**PROBLEM STATEMENT**
Write out all the entries word for word and omit any pictures.

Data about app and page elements
==============================

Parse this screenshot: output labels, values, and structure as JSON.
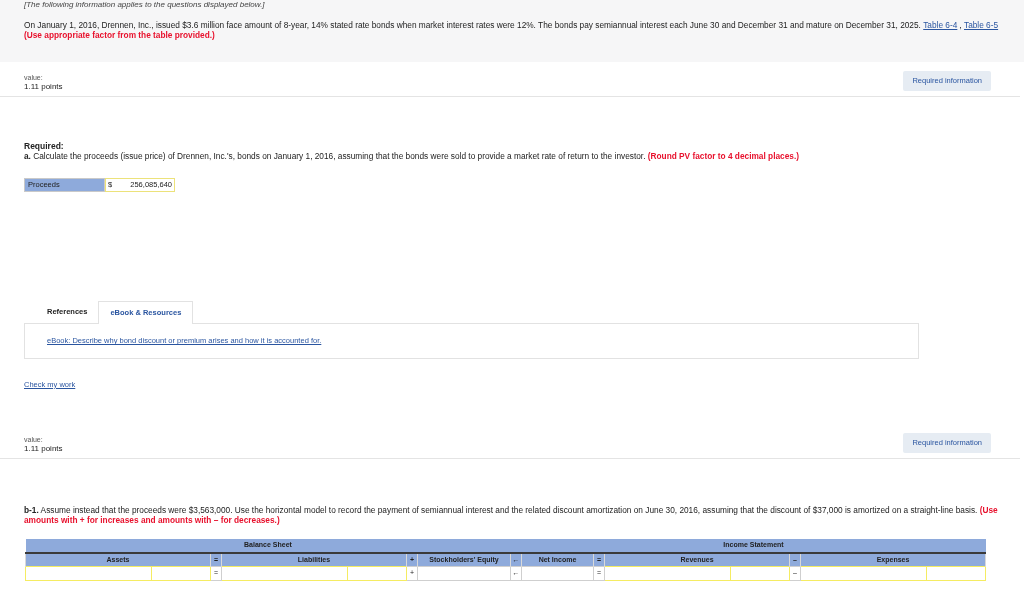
{
  "intro_note": "[The following information applies to the questions displayed below.]",
  "problem": {
    "text": "On January 1, 2016, Drennen, Inc., issued $3.6 million face amount of 8-year, 14% stated rate bonds when market interest rates were 12%. The bonds pay semiannual interest each June 30 and December 31 and mature on December 31, 2025.",
    "links": [
      "Table 6-4",
      "Table 6-5"
    ],
    "link_separator": ",",
    "instruction": "(Use appropriate factor from the table provided.)"
  },
  "part_a": {
    "value_label": "value:",
    "points": "1.11 points",
    "info_button": "Required information",
    "required_heading": "Required:",
    "question": "**a.** Calculate the proceeds (issue price) of Drennen, Inc.'s, bonds on January 1, 2016, assuming that the bonds were sold to provide a market rate of return to the investor.",
    "instruction": "(Round PV factor to 4 decimal places.)",
    "answer": {
      "label": "Proceeds",
      "currency": "$",
      "value": "256,085,640"
    },
    "tabs": [
      {
        "label": "References",
        "selected": false
      },
      {
        "label": "eBook & Resources",
        "selected": true
      }
    ],
    "ebook_link": "eBook: Describe why bond discount or premium arises and how it is accounted for.",
    "check_link": "Check my work"
  },
  "part_b": {
    "value_label": "value:",
    "points": "1.11 points",
    "info_button": "Required information",
    "question": "**b-1.** Assume instead that the proceeds were $3,563,000. Use the horizontal model to record the payment of semiannual interest and the related discount amortization on June 30, 2016, assuming that the discount of $37,000 is amortized on a straight-line basis.",
    "instruction": "(Use amounts with + for increases and amounts with – for decreases.)",
    "table": [
      {
        "kind": "group",
        "label": "Balance Sheet",
        "columns": [
          {
            "kind": "account",
            "label": "Assets",
            "fields": [
              {
                "highlighted": true
              },
              {
                "highlighted": true
              }
            ]
          },
          {
            "kind": "operator",
            "header": "=",
            "row": "="
          },
          {
            "kind": "account",
            "label": "Liabilities",
            "fields": [
              {
                "highlighted": true
              },
              {
                "highlighted": true
              }
            ]
          },
          {
            "kind": "operator",
            "header": "+",
            "row": "+"
          },
          {
            "kind": "account",
            "label": "Stockholders' Equity",
            "fields": [
              {
                "highlighted": false
              }
            ]
          }
        ]
      },
      {
        "kind": "operator",
        "header": "←",
        "row": "←"
      },
      {
        "kind": "group",
        "label": "Income Statement",
        "columns": [
          {
            "kind": "account",
            "label": "Net Income",
            "fields": [
              {
                "highlighted": false
              }
            ]
          },
          {
            "kind": "operator",
            "header": "=",
            "row": "="
          },
          {
            "kind": "account",
            "label": "Revenues",
            "fields": [
              {
                "highlighted": true
              },
              {
                "highlighted": true
              }
            ]
          },
          {
            "kind": "operator",
            "header": "–",
            "row": "–"
          },
          {
            "kind": "account",
            "label": "Expenses",
            "fields": [
              {
                "highlighted": true
              },
              {
                "highlighted": true
              }
            ]
          }
        ]
      }
    ]
  }
}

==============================

**ANSWER SPACE**
Parse this screenshot: output labels, values, and structure as JSON.
{
  "intro_note": "[The following information applies to the questions displayed below.]",
  "problem": {
    "text": "On January 1, 2016, Drennen, Inc., issued $3.6 million face amount of 8-year, 14% stated rate bonds when market interest rates were 12%. The bonds pay semiannual interest each June 30 and December 31 and mature on December 31, 2025.",
    "links": [
      "Table 6-4",
      "Table 6-5"
    ],
    "link_separator": ",",
    "instruction": "(Use appropriate factor from the table provided.)"
  },
  "part_a": {
    "value_label": "value:",
    "points": "1.11 points",
    "info_button": "Required information",
    "required_heading": "Required:",
    "question": "**a.** Calculate the proceeds (issue price) of Drennen, Inc.'s, bonds on January 1, 2016, assuming that the bonds were sold to provide a market rate of return to the investor.",
    "instruction": "(Round PV factor to 4 decimal places.)",
    "answer": {
      "label": "Proceeds",
      "currency": "$",
      "value": "256,085,640"
    },
    "tabs": [
      {
        "label": "References",
        "selected": false
      },
      {
        "label": "eBook & Resources",
        "selected": true
      }
    ],
    "ebook_link": "eBook: Describe why bond discount or premium arises and how it is accounted for.",
    "check_link": "Check my work"
  },
  "part_b": {
    "value_label": "value:",
    "points": "1.11 points",
    "info_button": "Required information",
    "question": "**b-1.** Assume instead that the proceeds were $3,563,000. Use the horizontal model to record the payment of semiannual interest and the related discount amortization on June 30, 2016, assuming that the discount of $37,000 is amortized on a straight-line basis.",
    "instruction": "(Use amounts with + for increases and amounts with – for decreases.)",
    "table": [
      {
        "kind": "group",
        "label": "Balance Sheet",
        "columns": [
          {
            "kind": "account",
            "label": "Assets",
            "fields": [
              {
                "highlighted": true
              },
              {
                "highlighted": true
              }
            ]
          },
          {
            "kind": "operator",
            "header": "=",
            "row": "="
          },
          {
            "kind": "account",
            "label": "Liabilities",
            "fields": [
              {
                "highlighted": true
              },
              {
                "highlighted": true
              }
            ]
          },
          {
            "kind": "operator",
            "header": "+",
            "row": "+"
          },
          {
            "kind": "account",
            "label": "Stockholders' Equity",
            "fields": [
              {
                "highlighted": false
              }
            ]
          }
        ]
      },
      {
        "kind": "operator",
        "header": "←",
        "row": "←"
      },
      {
        "kind": "group",
        "label": "Income Statement",
        "columns": [
          {
            "kind": "account",
            "label": "Net Income",
            "fields": [
              {
                "highlighted": false
              }
            ]
          },
          {
            "kind": "operator",
            "header": "=",
            "row": "="
          },
          {
            "kind": "account",
            "label": "Revenues",
            "fields": [
              {
                "highlighted": true
              },
              {
                "highlighted": true
              }
            ]
          },
          {
            "kind": "operator",
            "header": "–",
            "row": "–"
          },
          {
            "kind": "account",
            "label": "Expenses",
            "fields": [
              {
                "highlighted": true
              },
              {
                "highlighted": true
              }
            ]
          }
        ]
      }
    ]
  }
}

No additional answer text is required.